Youbit was another cryptocurrency exchange that also declared bankruptcy after 17 percent of its assets (equal to roughly $15 million USD) were hacked in December of 2017. Coinbin took over Youbit in 2018. The fact that the same executive employee played an integral role in both exchanges certainly raises eyebrows over whether or not Youbit was truly “hacked” after all.
At the time of Youbit’s decision to file bankruptcy, one anonymous user told Korean news source The Investor that “I suspect executives are trying to avoid their responsibilities and make profits from the sale of the company. Why did they say there were filing for bankruptcy if they were thinking about selling the company?”

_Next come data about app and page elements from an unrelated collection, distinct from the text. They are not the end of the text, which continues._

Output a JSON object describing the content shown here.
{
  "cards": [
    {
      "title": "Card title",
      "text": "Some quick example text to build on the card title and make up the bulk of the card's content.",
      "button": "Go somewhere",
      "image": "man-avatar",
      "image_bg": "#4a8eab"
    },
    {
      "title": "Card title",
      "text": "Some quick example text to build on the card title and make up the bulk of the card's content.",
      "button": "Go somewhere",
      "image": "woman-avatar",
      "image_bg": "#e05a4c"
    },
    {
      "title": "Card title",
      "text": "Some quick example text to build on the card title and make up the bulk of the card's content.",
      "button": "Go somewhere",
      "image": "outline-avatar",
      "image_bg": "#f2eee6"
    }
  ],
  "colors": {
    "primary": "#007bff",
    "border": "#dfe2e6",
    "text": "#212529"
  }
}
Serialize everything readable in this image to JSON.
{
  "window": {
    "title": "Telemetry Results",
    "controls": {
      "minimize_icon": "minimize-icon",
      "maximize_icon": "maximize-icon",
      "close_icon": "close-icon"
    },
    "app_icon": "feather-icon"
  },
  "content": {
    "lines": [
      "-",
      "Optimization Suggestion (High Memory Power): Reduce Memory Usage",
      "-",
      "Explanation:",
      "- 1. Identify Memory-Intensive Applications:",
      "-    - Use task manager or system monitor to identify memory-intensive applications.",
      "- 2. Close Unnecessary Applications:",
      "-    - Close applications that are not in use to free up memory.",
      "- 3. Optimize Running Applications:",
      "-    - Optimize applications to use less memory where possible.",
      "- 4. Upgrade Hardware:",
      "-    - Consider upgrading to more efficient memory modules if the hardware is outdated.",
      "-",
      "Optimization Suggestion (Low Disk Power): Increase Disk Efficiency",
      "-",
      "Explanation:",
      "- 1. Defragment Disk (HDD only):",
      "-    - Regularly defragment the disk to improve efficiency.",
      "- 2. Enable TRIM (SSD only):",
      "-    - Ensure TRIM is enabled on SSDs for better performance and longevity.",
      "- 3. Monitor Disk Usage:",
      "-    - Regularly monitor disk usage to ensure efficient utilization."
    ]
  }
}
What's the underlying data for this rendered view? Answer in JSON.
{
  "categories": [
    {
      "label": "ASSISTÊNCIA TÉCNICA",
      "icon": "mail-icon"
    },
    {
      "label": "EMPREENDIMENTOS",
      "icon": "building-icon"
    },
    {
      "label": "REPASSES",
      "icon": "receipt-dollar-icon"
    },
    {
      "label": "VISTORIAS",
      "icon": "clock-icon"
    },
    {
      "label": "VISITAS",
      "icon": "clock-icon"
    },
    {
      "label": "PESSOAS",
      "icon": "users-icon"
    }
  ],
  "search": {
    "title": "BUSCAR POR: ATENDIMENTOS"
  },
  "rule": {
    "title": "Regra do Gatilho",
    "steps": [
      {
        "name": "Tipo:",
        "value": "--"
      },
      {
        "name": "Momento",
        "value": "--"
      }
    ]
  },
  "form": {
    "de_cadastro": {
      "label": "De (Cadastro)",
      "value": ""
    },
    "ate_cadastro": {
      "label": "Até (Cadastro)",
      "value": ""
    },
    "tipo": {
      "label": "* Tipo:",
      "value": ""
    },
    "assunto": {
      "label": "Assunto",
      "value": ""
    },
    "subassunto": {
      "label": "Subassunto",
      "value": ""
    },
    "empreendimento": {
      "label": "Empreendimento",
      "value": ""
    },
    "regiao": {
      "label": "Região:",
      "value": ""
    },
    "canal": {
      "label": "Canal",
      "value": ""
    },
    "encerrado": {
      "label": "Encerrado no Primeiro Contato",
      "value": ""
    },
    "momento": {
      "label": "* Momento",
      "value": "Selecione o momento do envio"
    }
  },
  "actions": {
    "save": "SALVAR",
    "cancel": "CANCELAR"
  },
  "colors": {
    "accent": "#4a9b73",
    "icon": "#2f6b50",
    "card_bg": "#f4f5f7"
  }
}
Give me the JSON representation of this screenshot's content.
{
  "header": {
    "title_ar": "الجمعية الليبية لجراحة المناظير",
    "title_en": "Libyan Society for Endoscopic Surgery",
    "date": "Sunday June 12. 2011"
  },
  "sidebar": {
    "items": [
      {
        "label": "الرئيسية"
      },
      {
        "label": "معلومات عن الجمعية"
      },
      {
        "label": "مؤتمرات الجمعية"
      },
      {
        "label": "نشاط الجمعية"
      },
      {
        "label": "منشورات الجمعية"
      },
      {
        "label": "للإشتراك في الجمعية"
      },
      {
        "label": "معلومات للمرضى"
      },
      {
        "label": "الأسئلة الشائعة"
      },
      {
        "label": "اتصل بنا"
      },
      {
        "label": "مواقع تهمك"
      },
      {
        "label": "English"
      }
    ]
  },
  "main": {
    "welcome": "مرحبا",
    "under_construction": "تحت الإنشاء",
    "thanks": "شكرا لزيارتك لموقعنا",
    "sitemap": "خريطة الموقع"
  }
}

The announcement of Youbit’s hack came on the same day that South Korean Justice Minster Park Sang-ki told reporters that the government was exploring the idea of banning domestic cryptocurrency exchanges. Though the ban never happened, the two announcements significantly contributed to the plunging bear market that hit cryptocurrency in early 2018.